::: Task input :::
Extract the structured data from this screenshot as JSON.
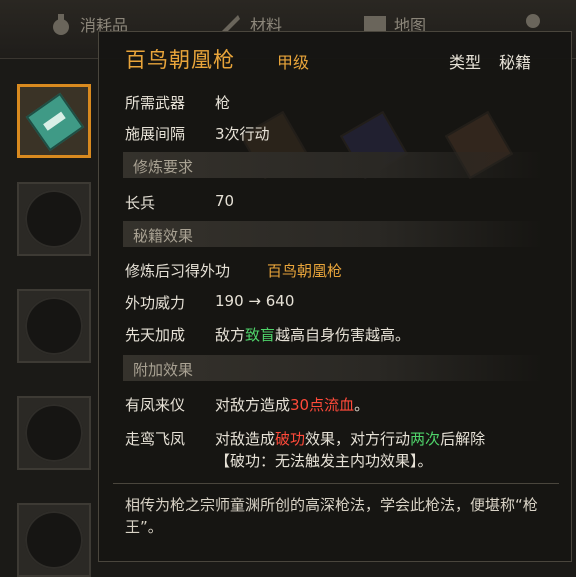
{
  "nav": {
    "tabs": [
      {
        "label": "消耗品",
        "icon": "potion-icon"
      },
      {
        "label": "材料",
        "icon": "materials-icon"
      },
      {
        "label": "地图",
        "icon": "map-icon"
      },
      {
        "label": "",
        "icon": "quest-icon"
      }
    ]
  },
  "item": {
    "name": "百鸟朝凰枪",
    "grade": "甲级",
    "type_label": "类型",
    "type_value": "秘籍",
    "weapon_label": "所需武器",
    "weapon_value": "枪",
    "interval_label": "施展间隔",
    "interval_value": "3次行动",
    "section_req": "修炼要求",
    "req_label": "长兵",
    "req_value": "70",
    "section_effect": "秘籍效果",
    "learn_label": "修炼后习得外功",
    "learn_value": "百鸟朝凰枪",
    "power_label": "外功威力",
    "power_value": "190 → 640",
    "innate_label": "先天加成",
    "innate_pre": "敌方",
    "innate_hl": "致盲",
    "innate_post": "越高自身伤害越高。",
    "section_extra": "附加效果",
    "e1_label": "有凤来仪",
    "e1_pre": "对敌方造成",
    "e1_hl": "30点流血",
    "e1_post": "。",
    "e2_label": "走鸾飞凤",
    "e2_pre": "对敌造成",
    "e2_hl1": "破功",
    "e2_mid": "效果，对方行动",
    "e2_hl2": "两次",
    "e2_post": "后解除",
    "e2_note": "【破功：无法触发主内功效果】。",
    "description": "相传为枪之宗师童渊所创的高深枪法，学会此枪法，便堪称“枪王”。"
  },
  "colors": {
    "accent": "#e8a43a",
    "green": "#4fd36a",
    "red": "#ff4a3a"
  }
}
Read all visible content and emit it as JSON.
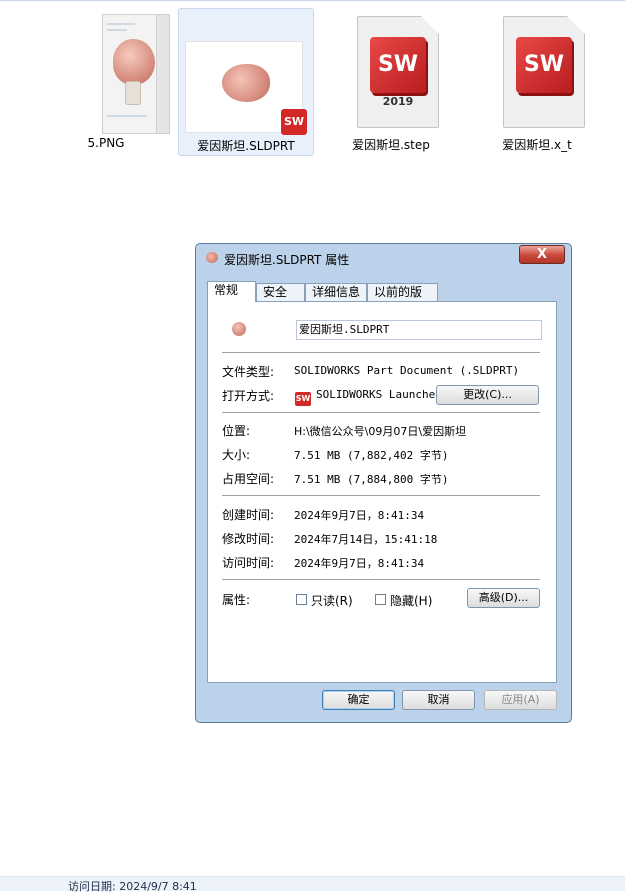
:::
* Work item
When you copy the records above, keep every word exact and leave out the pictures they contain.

* Problem solution
Extract the structured data from this screenshot as JSON.
{
  "nav": {
    "tabs": [
      {
        "label": "消耗品",
        "icon": "potion-icon"
      },
      {
        "label": "材料",
        "icon": "materials-icon"
      },
      {
        "label": "地图",
        "icon": "map-icon"
      },
      {
        "label": "",
        "icon": "quest-icon"
      }
    ]
  },
  "item": {
    "name": "百鸟朝凰枪",
    "grade": "甲级",
    "type_label": "类型",
    "type_value": "秘籍",
    "weapon_label": "所需武器",
    "weapon_value": "枪",
    "interval_label": "施展间隔",
    "interval_value": "3次行动",
    "section_req": "修炼要求",
    "req_label": "长兵",
    "req_value": "70",
    "section_effect": "秘籍效果",
    "learn_label": "修炼后习得外功",
    "learn_value": "百鸟朝凰枪",
    "power_label": "外功威力",
    "power_value": "190 → 640",
    "innate_label": "先天加成",
    "innate_pre": "敌方",
    "innate_hl": "致盲",
    "innate_post": "越高自身伤害越高。",
    "section_extra": "附加效果",
    "e1_label": "有凤来仪",
    "e1_pre": "对敌方造成",
    "e1_hl": "30点流血",
    "e1_post": "。",
    "e2_label": "走鸾飞凤",
    "e2_pre": "对敌造成",
    "e2_hl1": "破功",
    "e2_mid": "效果，对方行动",
    "e2_hl2": "两次",
    "e2_post": "后解除",
    "e2_note": "【破功：无法触发主内功效果】。",
    "description": "相传为枪之宗师童渊所创的高深枪法，学会此枪法，便堪称“枪王”。"
  },
  "colors": {
    "accent": "#e8a43a",
    "green": "#4fd36a",
    "red": "#ff4a3a"
  }
}
Read all visible content and emit it as JSON.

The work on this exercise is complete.